(What this task involves): Give only the number of lines in the data that include the string "with".

(Dataset rows for apps and sites):

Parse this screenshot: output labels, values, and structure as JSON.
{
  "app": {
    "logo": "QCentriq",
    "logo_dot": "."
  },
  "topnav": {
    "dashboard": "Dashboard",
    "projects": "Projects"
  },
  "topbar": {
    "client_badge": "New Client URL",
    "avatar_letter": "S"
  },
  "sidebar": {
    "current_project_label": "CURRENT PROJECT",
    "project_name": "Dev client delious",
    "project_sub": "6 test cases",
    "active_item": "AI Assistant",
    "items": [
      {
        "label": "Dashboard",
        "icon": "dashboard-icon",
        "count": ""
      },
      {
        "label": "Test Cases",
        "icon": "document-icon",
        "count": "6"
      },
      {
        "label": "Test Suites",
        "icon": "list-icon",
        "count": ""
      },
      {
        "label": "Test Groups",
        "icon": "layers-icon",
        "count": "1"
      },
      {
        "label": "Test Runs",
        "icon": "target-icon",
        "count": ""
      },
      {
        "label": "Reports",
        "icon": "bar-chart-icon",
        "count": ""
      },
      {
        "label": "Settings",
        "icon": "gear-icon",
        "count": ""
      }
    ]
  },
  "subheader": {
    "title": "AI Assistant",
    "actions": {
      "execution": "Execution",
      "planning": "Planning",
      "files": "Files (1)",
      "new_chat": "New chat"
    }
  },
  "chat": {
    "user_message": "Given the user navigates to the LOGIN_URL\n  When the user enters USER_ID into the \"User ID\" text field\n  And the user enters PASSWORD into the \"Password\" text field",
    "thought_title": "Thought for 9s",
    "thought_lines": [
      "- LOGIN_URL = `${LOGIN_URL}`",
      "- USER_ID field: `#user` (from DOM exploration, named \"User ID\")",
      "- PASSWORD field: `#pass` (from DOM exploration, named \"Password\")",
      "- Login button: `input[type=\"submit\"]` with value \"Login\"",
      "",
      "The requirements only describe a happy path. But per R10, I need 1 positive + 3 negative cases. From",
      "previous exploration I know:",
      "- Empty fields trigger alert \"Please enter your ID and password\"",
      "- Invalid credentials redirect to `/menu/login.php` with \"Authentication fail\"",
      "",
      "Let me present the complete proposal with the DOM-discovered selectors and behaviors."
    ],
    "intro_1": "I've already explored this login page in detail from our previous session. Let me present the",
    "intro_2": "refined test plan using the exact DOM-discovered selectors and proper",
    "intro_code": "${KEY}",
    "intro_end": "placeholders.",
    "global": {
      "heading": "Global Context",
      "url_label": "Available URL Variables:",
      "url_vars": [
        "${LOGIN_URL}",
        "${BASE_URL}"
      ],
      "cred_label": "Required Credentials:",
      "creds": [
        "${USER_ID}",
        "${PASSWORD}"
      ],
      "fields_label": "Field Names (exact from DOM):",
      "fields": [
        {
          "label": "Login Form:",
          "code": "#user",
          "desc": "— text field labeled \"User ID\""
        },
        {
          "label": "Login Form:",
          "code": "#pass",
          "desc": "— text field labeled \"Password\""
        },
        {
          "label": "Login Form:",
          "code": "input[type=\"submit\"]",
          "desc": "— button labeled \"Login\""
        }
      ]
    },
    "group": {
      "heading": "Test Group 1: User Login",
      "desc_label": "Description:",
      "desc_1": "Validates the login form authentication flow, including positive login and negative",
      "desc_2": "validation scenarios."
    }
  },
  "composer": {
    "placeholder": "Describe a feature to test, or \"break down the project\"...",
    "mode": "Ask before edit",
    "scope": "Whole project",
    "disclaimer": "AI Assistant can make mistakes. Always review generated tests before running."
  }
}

(Output below): 3